Then, she pushed in the brake, moved the gearshift to “D” and eased forward. We were going 3 mph, but my heart was racing for her.
She was grinning ear to ear with nervous joy. We eased around the small coned course, hitting a top speed of maybe 7 mph. The women in back, all in their late teens and early 20s, silently looked around as if their surroundings were moving past us at twice our speed. They were enamored with the thought that their friend was driving and they were next.
I thought of myself having a similar experience at age 10 and tried to relate to these women. Only part of me could.
The driving lesson done, the women went to a small room and took a survey to see how much they learned. Afterward, they each received a medal and a certificate. You would have thought it was an Olympic medal.
One woman put it on immediately, held it in her hand, and glanced down at it, smiling as she walked out of the classroom. She looked proud and excited for what that little medal represented — a new way of life she never thought possible.
No longer beginners
Saudi women are gaining significant independence for the first time in their lives. They have driven their lives academically and professionally by studying to become contributors in their fields. However, soon they will take the wheel for the first time and drive themselves to where they need, and want, to be.
I asked a couple of the women if they remembered where they were when they learned about the royal decree allowing them to drive.
One saw it on social media and didn’t believe it; so, she turned to the state-run news station and discovered it was real, after all.
“I didn’t think I would ever learn to drive,” Bushra Yaqub said. “My life has just changed forever.”
Bushra will no longer have to wait for her brother or dad or family driver to pick her up.
I could relate to this. I remember how frustrating it was to wait for my mom to pick me up after school.
Now, Bushra can take herself to and from her activities and school as she pleases.
“We are not beginners anymore,” Aisha Abbass, another enthusiastic student, said. “I didn’t believe, didn’t think, I would learn to drive because I wouldn’t get the opportunity to take a course. But when Ford offered it on campus, it was possible. We actually got to feel what it is like to be behind the wheel and use the pedals. I never thought I would experience this, and now I feel like I can do anything. I am so happy and grateful.”

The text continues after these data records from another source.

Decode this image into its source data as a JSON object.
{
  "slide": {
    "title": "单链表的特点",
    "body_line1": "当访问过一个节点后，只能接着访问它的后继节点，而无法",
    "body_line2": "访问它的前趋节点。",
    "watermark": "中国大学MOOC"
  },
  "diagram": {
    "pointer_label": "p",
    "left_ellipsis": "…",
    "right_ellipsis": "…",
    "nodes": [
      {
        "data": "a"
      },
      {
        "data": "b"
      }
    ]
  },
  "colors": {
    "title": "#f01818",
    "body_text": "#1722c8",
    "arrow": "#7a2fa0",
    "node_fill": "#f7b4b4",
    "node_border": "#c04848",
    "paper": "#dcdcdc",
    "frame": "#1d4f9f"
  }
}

A number of women did not participate in the program for several reasons, including family approval. But there also were hesitation and reluctance about this monumental change. Some women want to see how it goes for others before deciding whether they want to get their own driver’s license.
I look forward to hearing their stories after they hear the words, “Here is your driver’s license, ma’am.”